REQUIRED ACTION: Among these records, which lines include "after"? Copy them out.

####################

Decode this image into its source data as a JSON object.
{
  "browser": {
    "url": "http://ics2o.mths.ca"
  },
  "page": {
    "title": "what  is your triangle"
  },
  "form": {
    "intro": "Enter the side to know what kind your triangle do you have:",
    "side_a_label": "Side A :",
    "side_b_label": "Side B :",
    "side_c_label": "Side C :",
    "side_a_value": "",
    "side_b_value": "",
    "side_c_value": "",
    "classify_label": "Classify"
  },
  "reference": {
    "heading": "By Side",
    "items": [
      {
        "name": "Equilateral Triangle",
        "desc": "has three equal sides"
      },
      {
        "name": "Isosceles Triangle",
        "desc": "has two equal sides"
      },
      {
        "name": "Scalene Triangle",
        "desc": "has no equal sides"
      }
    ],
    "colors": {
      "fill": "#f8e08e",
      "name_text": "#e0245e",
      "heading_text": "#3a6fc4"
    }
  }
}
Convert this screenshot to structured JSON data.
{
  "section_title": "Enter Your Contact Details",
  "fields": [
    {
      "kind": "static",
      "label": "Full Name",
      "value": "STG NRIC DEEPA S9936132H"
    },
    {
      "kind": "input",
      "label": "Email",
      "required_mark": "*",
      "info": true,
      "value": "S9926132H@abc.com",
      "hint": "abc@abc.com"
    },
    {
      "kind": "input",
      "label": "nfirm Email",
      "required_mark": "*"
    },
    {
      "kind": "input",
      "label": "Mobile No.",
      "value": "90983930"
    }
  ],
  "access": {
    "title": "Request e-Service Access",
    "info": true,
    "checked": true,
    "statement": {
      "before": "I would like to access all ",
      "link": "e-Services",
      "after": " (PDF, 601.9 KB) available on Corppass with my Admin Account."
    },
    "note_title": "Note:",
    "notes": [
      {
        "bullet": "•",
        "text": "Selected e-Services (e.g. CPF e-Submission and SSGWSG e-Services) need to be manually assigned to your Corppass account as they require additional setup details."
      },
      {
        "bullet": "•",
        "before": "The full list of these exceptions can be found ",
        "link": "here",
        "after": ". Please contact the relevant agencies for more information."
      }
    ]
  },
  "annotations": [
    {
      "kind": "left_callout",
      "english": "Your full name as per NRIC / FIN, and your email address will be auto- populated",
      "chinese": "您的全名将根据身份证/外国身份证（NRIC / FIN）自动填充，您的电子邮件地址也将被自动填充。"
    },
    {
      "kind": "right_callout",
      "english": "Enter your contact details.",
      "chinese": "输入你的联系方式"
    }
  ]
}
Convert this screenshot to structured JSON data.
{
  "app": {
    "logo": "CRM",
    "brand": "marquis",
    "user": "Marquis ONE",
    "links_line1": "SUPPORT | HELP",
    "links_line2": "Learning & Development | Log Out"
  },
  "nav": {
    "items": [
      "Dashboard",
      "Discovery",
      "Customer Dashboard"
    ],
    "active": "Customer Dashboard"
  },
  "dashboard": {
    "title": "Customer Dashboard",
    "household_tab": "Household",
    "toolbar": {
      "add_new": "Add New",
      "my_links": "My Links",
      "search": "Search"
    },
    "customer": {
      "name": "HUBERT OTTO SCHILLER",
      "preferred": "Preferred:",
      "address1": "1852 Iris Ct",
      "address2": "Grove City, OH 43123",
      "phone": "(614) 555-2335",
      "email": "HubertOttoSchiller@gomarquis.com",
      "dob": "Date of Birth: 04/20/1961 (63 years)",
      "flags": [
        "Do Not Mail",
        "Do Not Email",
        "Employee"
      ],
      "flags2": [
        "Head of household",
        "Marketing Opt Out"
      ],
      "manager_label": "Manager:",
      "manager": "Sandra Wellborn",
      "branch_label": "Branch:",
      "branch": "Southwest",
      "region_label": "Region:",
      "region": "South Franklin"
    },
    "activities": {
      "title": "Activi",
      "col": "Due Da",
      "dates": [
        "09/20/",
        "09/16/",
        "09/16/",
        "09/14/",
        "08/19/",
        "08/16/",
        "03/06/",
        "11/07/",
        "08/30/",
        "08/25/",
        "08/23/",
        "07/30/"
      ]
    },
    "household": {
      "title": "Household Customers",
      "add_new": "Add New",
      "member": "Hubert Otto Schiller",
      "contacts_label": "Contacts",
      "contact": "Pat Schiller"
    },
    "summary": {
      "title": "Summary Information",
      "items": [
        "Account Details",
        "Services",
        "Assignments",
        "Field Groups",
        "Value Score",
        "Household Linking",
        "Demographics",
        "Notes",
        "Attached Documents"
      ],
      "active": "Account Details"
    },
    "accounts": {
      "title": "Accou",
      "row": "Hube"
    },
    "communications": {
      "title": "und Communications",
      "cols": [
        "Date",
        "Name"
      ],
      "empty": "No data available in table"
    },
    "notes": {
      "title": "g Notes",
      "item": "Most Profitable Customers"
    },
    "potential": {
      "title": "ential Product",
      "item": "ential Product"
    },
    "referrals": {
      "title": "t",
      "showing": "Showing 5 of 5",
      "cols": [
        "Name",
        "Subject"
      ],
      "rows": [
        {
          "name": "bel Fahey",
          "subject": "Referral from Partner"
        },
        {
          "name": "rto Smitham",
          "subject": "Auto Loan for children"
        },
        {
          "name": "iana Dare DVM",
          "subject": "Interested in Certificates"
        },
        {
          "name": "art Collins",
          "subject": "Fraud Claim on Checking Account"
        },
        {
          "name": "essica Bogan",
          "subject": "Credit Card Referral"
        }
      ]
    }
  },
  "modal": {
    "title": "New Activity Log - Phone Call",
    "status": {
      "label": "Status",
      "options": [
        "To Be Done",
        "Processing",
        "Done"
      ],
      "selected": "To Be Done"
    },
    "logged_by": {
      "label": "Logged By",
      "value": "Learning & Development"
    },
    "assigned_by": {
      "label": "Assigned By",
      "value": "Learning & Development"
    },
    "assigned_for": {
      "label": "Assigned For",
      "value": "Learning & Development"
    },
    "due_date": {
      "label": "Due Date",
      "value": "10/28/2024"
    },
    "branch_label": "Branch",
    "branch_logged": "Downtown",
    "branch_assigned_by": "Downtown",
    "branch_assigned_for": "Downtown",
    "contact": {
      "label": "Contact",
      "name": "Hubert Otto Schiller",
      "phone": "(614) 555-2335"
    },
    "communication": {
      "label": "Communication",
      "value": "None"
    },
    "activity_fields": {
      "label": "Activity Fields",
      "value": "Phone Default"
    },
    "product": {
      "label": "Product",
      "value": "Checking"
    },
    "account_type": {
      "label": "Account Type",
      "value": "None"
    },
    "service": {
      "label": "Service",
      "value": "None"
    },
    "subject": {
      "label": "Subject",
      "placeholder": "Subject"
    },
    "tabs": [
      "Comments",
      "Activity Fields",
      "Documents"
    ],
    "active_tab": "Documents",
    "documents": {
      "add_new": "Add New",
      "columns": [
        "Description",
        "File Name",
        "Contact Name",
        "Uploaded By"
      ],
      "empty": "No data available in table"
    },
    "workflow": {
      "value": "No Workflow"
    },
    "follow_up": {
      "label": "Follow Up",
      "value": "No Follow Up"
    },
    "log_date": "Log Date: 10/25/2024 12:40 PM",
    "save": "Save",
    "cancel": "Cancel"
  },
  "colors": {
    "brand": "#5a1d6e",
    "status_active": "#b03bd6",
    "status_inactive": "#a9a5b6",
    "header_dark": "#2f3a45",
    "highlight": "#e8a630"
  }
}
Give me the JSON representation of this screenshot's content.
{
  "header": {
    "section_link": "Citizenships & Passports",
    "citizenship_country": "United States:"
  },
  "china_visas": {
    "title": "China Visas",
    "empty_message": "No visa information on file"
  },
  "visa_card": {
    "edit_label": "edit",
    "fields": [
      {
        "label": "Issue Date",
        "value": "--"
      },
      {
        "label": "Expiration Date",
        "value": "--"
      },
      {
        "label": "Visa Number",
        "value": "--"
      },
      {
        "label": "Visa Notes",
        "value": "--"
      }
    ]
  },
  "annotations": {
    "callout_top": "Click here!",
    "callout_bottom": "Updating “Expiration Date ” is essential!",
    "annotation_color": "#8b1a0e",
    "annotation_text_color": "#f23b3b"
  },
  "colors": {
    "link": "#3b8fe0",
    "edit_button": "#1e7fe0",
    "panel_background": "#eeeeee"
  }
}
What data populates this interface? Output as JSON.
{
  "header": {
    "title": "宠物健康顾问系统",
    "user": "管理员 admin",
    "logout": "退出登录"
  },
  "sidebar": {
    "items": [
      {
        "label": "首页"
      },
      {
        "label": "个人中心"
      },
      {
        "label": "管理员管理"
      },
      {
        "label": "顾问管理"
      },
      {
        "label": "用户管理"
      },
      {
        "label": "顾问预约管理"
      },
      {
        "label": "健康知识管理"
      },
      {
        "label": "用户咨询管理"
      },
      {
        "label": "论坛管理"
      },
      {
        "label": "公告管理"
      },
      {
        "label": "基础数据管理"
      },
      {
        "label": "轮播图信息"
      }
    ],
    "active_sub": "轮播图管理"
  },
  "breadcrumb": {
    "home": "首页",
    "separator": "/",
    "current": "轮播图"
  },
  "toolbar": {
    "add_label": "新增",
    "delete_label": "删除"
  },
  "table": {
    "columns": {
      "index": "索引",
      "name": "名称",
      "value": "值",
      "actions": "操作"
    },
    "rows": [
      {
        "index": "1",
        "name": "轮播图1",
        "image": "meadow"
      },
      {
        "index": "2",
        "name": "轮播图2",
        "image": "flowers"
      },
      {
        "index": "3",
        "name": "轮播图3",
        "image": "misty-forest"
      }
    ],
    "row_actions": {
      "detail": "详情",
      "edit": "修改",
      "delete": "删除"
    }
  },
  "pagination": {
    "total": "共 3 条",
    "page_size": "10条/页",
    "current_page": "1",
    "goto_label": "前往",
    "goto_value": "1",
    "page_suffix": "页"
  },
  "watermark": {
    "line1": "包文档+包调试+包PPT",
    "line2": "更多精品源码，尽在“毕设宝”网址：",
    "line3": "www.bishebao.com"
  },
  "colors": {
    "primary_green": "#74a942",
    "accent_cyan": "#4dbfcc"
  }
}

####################

RESPONSE:
      "after": " (PDF, 601.9 KB) available on Corppass with my Admin Account."
        "after": ". Please contact the relevant agencies for more information."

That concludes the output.